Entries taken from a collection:
_ _ _ _ _ _ _

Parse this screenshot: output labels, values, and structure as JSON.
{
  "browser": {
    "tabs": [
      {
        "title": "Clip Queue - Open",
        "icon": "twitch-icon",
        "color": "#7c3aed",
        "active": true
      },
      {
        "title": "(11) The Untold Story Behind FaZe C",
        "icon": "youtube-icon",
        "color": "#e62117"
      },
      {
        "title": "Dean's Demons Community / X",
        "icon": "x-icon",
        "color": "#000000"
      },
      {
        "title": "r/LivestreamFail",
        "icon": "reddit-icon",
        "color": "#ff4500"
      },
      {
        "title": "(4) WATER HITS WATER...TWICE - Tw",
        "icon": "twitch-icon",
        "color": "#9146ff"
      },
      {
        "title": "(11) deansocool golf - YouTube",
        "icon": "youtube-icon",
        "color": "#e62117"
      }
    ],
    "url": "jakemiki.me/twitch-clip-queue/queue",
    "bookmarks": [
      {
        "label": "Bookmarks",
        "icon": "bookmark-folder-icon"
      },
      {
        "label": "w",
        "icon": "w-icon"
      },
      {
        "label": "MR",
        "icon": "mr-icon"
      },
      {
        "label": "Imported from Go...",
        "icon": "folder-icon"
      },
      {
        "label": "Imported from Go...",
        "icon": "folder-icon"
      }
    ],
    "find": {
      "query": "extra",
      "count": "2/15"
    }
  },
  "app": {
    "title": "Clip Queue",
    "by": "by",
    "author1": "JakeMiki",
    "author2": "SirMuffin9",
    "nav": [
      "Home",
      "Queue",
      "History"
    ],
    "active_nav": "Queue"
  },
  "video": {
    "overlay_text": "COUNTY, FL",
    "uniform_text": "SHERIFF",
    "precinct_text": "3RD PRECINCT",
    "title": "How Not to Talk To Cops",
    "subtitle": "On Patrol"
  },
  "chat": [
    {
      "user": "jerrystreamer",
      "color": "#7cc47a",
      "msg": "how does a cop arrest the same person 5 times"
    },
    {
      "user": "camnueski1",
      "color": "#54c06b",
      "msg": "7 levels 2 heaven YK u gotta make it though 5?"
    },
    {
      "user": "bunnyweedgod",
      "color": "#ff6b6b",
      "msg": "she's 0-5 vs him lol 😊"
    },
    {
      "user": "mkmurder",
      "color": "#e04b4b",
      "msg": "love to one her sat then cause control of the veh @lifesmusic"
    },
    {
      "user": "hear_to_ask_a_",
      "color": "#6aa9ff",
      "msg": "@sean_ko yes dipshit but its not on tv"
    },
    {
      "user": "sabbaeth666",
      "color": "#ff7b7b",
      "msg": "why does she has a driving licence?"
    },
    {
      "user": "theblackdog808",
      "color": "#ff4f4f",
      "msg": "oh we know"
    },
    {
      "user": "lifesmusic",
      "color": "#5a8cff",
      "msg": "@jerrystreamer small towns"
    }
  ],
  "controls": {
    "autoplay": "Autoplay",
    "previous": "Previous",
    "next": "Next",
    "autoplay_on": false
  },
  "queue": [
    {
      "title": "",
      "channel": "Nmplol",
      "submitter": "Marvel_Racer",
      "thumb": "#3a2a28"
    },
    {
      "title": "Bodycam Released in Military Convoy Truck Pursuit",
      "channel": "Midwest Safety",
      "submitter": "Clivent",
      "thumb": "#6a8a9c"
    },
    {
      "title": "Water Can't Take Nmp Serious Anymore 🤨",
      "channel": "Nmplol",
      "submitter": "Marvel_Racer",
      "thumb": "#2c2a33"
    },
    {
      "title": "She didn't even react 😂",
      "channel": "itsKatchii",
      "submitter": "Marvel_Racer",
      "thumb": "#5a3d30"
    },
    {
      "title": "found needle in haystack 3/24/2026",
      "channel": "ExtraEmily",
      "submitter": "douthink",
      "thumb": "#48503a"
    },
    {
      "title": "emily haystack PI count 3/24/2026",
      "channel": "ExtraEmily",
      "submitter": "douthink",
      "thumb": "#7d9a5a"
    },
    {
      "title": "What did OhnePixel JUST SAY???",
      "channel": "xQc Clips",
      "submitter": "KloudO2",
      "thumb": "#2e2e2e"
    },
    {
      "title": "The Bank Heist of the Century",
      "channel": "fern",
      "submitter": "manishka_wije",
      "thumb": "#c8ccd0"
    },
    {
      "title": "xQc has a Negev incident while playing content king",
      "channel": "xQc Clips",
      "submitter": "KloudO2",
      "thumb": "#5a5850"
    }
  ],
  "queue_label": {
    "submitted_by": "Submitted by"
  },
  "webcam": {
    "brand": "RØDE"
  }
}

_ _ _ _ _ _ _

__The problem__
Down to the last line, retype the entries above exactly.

__Task result__
Parse this screenshot: output labels, values, and structure as JSON.
{
  "browser": {
    "tabs": [
      {
        "title": "Clip Queue - Open",
        "icon": "twitch-icon",
        "color": "#7c3aed",
        "active": true
      },
      {
        "title": "(11) The Untold Story Behind FaZe C",
        "icon": "youtube-icon",
        "color": "#e62117"
      },
      {
        "title": "Dean's Demons Community / X",
        "icon": "x-icon",
        "color": "#000000"
      },
      {
        "title": "r/LivestreamFail",
        "icon": "reddit-icon",
        "color": "#ff4500"
      },
      {
        "title": "(4) WATER HITS WATER...TWICE - Tw",
        "icon": "twitch-icon",
        "color": "#9146ff"
      },
      {
        "title": "(11) deansocool golf - YouTube",
        "icon": "youtube-icon",
        "color": "#e62117"
      }
    ],
    "url": "jakemiki.me/twitch-clip-queue/queue",
    "bookmarks": [
      {
        "label": "Bookmarks",
        "icon": "bookmark-folder-icon"
      },
      {
        "label": "w",
        "icon": "w-icon"
      },
      {
        "label": "MR",
        "icon": "mr-icon"
      },
      {
        "label": "Imported from Go...",
        "icon": "folder-icon"
      },
      {
        "label": "Imported from Go...",
        "icon": "folder-icon"
      }
    ],
    "find": {
      "query": "extra",
      "count": "2/15"
    }
  },
  "app": {
    "title": "Clip Queue",
    "by": "by",
    "author1": "JakeMiki",
    "author2": "SirMuffin9",
    "nav": [
      "Home",
      "Queue",
      "History"
    ],
    "active_nav": "Queue"
  },
  "video": {
    "overlay_text": "COUNTY, FL",
    "uniform_text": "SHERIFF",
    "precinct_text": "3RD PRECINCT",
    "title": "How Not to Talk To Cops",
    "subtitle": "On Patrol"
  },
  "chat": [
    {
      "user": "jerrystreamer",
      "color": "#7cc47a",
      "msg": "how does a cop arrest the same person 5 times"
    },
    {
      "user": "camnueski1",
      "color": "#54c06b",
      "msg": "7 levels 2 heaven YK u gotta make it though 5?"
    },
    {
      "user": "bunnyweedgod",
      "color": "#ff6b6b",
      "msg": "she's 0-5 vs him lol 😊"
    },
    {
      "user": "mkmurder",
      "color": "#e04b4b",
      "msg": "love to one her sat then cause control of the veh @lifesmusic"
    },
    {
      "user": "hear_to_ask_a_",
      "color": "#6aa9ff",
      "msg": "@sean_ko yes dipshit but its not on tv"
    },
    {
      "user": "sabbaeth666",
      "color": "#ff7b7b",
      "msg": "why does she has a driving licence?"
    },
    {
      "user": "theblackdog808",
      "color": "#ff4f4f",
      "msg": "oh we know"
    },
    {
      "user": "lifesmusic",
      "color": "#5a8cff",
      "msg": "@jerrystreamer small towns"
    }
  ],
  "controls": {
    "autoplay": "Autoplay",
    "previous": "Previous",
    "next": "Next",
    "autoplay_on": false
  },
  "queue": [
    {
      "title": "",
      "channel": "Nmplol",
      "submitter": "Marvel_Racer",
      "thumb": "#3a2a28"
    },
    {
      "title": "Bodycam Released in Military Convoy Truck Pursuit",
      "channel": "Midwest Safety",
      "submitter": "Clivent",
      "thumb": "#6a8a9c"
    },
    {
      "title": "Water Can't Take Nmp Serious Anymore 🤨",
      "channel": "Nmplol",
      "submitter": "Marvel_Racer",
      "thumb": "#2c2a33"
    },
    {
      "title": "She didn't even react 😂",
      "channel": "itsKatchii",
      "submitter": "Marvel_Racer",
      "thumb": "#5a3d30"
    },
    {
      "title": "found needle in haystack 3/24/2026",
      "channel": "ExtraEmily",
      "submitter": "douthink",
      "thumb": "#48503a"
    },
    {
      "title": "emily haystack PI count 3/24/2026",
      "channel": "ExtraEmily",
      "submitter": "douthink",
      "thumb": "#7d9a5a"
    },
    {
      "title": "What did OhnePixel JUST SAY???",
      "channel": "xQc Clips",
      "submitter": "KloudO2",
      "thumb": "#2e2e2e"
    },
    {
      "title": "The Bank Heist of the Century",
      "channel": "fern",
      "submitter": "manishka_wije",
      "thumb": "#c8ccd0"
    },
    {
      "title": "xQc has a Negev incident while playing content king",
      "channel": "xQc Clips",
      "submitter": "KloudO2",
      "thumb": "#5a5850"
    }
  ],
  "queue_label": {
    "submitted_by": "Submitted by"
  },
  "webcam": {
    "brand": "RØDE"
  }
}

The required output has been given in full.